Gerard’s heroic deeds embrace the entire history and geography of the Napoleonic Wars, taking place in France, Italy, Spain, Portugal, Germany, Russia, England, and, finally, on St. Helena. No matter where he finds himself, however, the Brigadier always thinks like a hussar: ‘Of all the cities which we visited Venice is the most ill-built and ridiculous. I cannot imagine how the people who laid it out thought that the cavalry could maneuver.’ As for Waterloo, that plain of sorrows, he writes: ‘On the one side, poetry, gallantry, self-sacrifice—all that is beautiful and heroic. On the other side, beef. Our hopes, our ideals, our dreams—all were shattered on that terrible beef of Old England.’

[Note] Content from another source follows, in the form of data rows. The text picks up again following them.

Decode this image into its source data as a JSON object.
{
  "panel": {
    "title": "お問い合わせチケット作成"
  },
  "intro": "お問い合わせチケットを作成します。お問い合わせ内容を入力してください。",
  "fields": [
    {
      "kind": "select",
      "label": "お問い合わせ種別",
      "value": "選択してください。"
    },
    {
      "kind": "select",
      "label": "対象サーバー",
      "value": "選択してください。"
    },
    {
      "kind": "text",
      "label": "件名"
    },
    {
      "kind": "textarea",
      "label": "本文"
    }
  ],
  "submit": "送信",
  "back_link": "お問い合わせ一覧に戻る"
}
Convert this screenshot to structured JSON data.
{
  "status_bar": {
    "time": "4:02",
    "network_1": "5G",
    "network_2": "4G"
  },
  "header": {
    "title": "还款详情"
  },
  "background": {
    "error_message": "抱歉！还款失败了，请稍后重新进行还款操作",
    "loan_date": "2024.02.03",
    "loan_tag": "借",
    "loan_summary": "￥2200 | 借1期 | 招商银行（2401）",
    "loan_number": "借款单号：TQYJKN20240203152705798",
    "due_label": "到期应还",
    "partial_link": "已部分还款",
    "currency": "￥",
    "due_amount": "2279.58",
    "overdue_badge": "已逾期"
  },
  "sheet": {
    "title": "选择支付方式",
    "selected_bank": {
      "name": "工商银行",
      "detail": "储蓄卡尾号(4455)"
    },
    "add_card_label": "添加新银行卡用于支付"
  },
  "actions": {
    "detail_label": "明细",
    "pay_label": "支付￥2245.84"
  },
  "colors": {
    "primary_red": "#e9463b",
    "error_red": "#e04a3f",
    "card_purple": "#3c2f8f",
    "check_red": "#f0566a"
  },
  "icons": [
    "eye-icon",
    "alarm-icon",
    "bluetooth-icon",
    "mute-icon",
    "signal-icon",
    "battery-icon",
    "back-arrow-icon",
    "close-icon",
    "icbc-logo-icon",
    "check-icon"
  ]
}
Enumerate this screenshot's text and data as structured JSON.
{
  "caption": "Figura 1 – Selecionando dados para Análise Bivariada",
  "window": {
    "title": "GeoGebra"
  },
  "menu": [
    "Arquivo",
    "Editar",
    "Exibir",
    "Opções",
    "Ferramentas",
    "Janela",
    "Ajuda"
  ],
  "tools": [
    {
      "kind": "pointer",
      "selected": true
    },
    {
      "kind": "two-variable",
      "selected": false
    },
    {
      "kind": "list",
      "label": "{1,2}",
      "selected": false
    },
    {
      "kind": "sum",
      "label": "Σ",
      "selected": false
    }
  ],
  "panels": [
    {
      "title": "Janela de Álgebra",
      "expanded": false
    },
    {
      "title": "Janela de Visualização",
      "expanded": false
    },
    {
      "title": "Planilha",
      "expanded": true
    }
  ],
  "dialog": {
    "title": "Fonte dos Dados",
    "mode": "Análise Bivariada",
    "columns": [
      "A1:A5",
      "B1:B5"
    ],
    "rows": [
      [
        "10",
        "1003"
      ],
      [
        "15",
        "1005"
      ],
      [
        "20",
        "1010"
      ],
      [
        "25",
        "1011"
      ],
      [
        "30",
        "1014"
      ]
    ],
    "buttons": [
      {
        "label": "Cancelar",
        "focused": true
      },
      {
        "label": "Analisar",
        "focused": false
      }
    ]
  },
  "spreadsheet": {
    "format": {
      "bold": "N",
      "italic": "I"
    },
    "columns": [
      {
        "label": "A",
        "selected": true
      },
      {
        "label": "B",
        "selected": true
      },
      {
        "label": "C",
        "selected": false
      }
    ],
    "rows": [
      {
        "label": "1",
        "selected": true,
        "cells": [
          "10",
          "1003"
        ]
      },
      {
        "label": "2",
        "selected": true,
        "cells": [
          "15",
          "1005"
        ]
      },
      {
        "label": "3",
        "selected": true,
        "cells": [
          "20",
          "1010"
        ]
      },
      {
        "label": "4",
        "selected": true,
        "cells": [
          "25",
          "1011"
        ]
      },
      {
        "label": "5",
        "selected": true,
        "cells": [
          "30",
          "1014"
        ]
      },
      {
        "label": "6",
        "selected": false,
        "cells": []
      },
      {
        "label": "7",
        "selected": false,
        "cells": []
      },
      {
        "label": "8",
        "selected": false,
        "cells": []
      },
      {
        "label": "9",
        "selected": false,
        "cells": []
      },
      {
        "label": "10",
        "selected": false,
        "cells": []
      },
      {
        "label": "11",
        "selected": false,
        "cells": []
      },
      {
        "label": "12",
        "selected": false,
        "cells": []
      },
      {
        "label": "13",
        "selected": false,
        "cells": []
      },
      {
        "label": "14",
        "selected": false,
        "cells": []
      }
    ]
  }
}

- Michael Dirda on The Exploits and Adventures of Brigadier Gerard, the adventure short stories that Arthur Conan Doyle wrote directly after killing off Sherlock Holmes, from his recently published book On Conan Doyle.